I'd guess you've seen the bumper sticker on somebody's car;
"These colors don't run" with a U.S. flag, and I'm always glad they are --
There to remind me, when in 'Nam I was a POW;
From '67 to '73, i remember vividly now.
The camp was in Hao Lo - the Hanoi Hilton it was known;
I was just a Major then, and our treatment brutal shown,
Three years went by, however, and the beatings they were less;
When they put us out in The Common to bathe (because we were a mess).
One day, at the water tank, we had gathered all;
When a young Navy pilot named Christian found a rag near our prison wall,
It was a handkerchief in the gutter - a filthy, dirty rag;
And he managed to sneak it into our cell and began to make it a flag.

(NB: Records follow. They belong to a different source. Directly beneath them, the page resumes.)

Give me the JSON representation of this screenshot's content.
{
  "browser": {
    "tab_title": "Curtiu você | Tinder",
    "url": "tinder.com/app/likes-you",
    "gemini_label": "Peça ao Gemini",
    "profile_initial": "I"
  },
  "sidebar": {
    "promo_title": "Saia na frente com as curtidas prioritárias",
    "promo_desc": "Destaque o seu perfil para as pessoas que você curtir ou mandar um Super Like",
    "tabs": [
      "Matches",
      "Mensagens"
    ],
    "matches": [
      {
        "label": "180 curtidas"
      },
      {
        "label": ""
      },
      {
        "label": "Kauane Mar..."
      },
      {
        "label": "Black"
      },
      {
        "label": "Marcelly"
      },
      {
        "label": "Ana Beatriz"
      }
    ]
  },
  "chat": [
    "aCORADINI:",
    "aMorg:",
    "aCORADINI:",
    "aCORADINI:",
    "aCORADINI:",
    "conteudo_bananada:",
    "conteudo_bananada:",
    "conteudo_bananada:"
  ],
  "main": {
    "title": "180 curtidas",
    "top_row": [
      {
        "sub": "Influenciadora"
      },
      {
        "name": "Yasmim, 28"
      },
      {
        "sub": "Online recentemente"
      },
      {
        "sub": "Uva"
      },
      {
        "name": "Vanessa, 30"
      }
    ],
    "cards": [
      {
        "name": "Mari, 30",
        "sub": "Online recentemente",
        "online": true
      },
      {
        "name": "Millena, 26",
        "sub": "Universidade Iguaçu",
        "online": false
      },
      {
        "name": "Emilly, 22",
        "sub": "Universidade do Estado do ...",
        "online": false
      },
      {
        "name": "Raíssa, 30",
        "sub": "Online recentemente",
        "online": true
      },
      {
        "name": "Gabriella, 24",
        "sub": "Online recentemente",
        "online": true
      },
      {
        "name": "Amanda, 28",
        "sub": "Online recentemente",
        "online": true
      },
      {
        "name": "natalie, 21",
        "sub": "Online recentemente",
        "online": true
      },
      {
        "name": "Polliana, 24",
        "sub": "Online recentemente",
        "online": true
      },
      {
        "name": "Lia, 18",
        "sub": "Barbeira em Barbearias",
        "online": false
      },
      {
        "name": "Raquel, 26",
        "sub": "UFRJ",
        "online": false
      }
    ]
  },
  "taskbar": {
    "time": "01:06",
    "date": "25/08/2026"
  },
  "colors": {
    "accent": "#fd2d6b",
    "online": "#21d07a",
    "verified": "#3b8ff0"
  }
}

Over time we loaned him soap bits, and days he spent to clean;
And we helped by scrounging and stealing bits and pieces we had seen,
At night under his mosquito net, on the flag he worked erstwhile;
He made red and blue from dregs of ink and ground-up roofing tile.
He painted the colours onto the cloth with a watery rice-based glue;
And with thread from his blanket and a makeshift needle, he stitched a starry hue,
A few days later, at early morn, "Hey, Look!" he whispered aloud;
And he held up his work, in a make-shift breeze, waving it so proud.
Straight-backed pride and sharp salutes made it all too clear;
Just what that smudgy fabric was, when some eyes filled with tears,
But once a week we were stripped and the guards went through our clothes;
And during one of these checks, they found the flag and their hot-head tempers rose.
We knew too well what would occur, that very night they came;
They tore open the cell and pulled Christian out, pinning on him all the blame.
And we heard the beginnings of torture, before they had him in the hold;
Night interrogations were always the worst - heartless, endless and cold.
And the beatings, they were always bad, and they beat him most of the night;
And they pushed what was left of him back through the door, just before day's light,
Our Navy pilot was badly broken, his voice was even gone;
But within two weeks, despite the danger, he began his task anon.
Another flag made from rags - bold stripes amidst many a star;
A symbol of our great nation and what many of us are,
Even now, I think of Christian, and the flag made proud by he;
And although confined in a prison cell, our proud spirit did soar free!